The purpose becomes your standard, helping you make decisions.  It is closely aligned with guiding principles (ours are to empower people, as we treat them with respect, while building a sustainable business).

Back to you: What is your (career) purpose?  

Is your purpose to “find a job?”  If so, it is not that hard to do.  But… check out this article: 5 of America’s fastest growing jobs pay less than $25k.  Great, you have a job, but you make $2k a month.  Maybe that is fine, but for many people (and breadwinners) that is barely enough to pay for 1/2 of your living expenses, much less any leisure.

Is your purpose to “change the world?”  How will you do that? Everyone wants to… some do it on a macro level, some on a micro level, but many just miss altogether because they are waiting for “that thing” to happen before they start changing the world, all the while neglecting themselves.

Is your purpose to “find a place in society again?” This speaks to losing a job, and losing your identity… and is kind of an act of desparation. You might be more driven to get a status/title back than to have the right income, role, or influence.

Is your purpose to “use your degree?” While I was in school I heard that 75% of graduates ended up working in a field NOT related to their major. Just because you got a degree in something you thought you were interested in or passionate about doesn’t mean you have to work in that field.

Is your purpose to “follow your passion?” If your passion is immoral, unethical, or simply unmonetizable, you might have to get a day job to pay your bills, and the follow your passion in your off hours. Not that I’m advocating immoral or unethical :p

Is your purpose to “make a lot of money and prepare for retirement?” Nothing wrong with that, but I’m guessing that there are other things you could do to make a lot more money than you have… for example, sales, realty, recruiting, investment banking, consulting, or other things that normally scare the heck out of people, to the point where they get a more comfortable job, earning less than they could. Not to mention, if that is your purpose, then when you get off work you should either (a) go to another job, or (b) work on your side business, since you are out to make more money. Nothing wrong with any of those, unless you do it while sacrificing your other obligations and relationships.

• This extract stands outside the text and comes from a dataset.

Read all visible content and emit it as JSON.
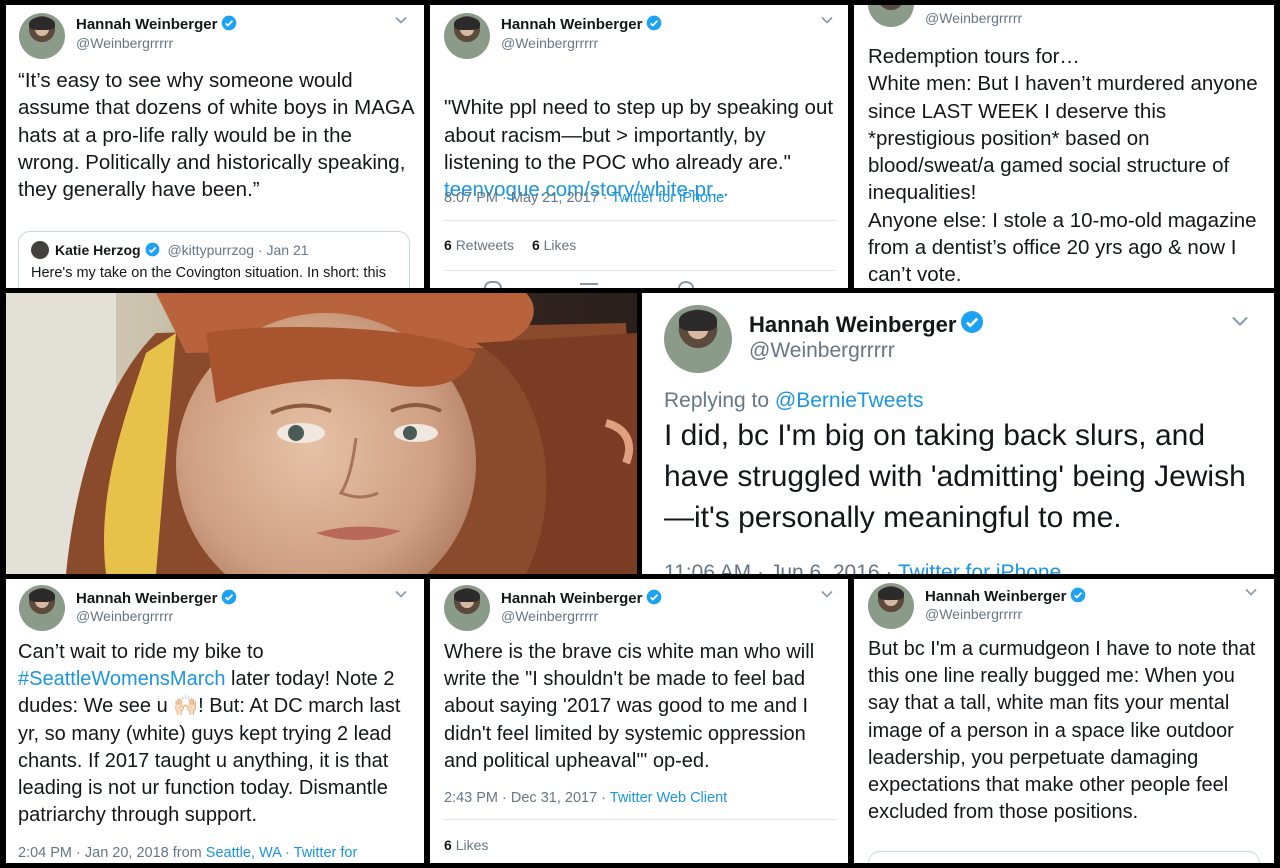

Is your purpose to “continually learn?” The problem with this is that learning can be an excuse to put off the rest of life. I hated how professors at school would say “in the real world,” meaning “when you graduate and get a job.” The idea was that we were in some sheltered bubble and didn’t know a thing about how the world turned, how to have professional responsibility, etc. They really thought we were putting off life for a few years while we sat around pontificating, playing socrates and Aristotle? I’m all for learning, but don’t fall into the trap of someone I knew, nearing 40, who’s goal it was to die before he left university (lest the student loans would catch up with him, and he’d have to get a job).

I have heard each of these… but as you can tell, I want you to dig deeper.

My personal purpose looks something like this:

“As a father and husband, I provide for my family so we can pay all of our bills, and have money left over for our family to have experiences and buy things that we want to give us an enjoyable, rewarding, rich, and nurturing life. I model a work ethic and attitude that inspires my children (and our friends and associates) so they can have hope in their future as they prepare to earn a living, and change the world . As an entrepreneur, I work to create a suite of resources (including JibberJobber, learning courses, blog posts, etc.) to empower people in their life and career, helping individuals and (their families) with tools and hope, as they live a richer life.”

When you have a purpose, even if it evolves, it’s easier to make decisions in life (big and small), aligned with your purpose.

And, as I mentioned earlier, consider the principles you abide by (or, your guiding principles), and come up with a purpose statement that you can work with and live by for many years to come.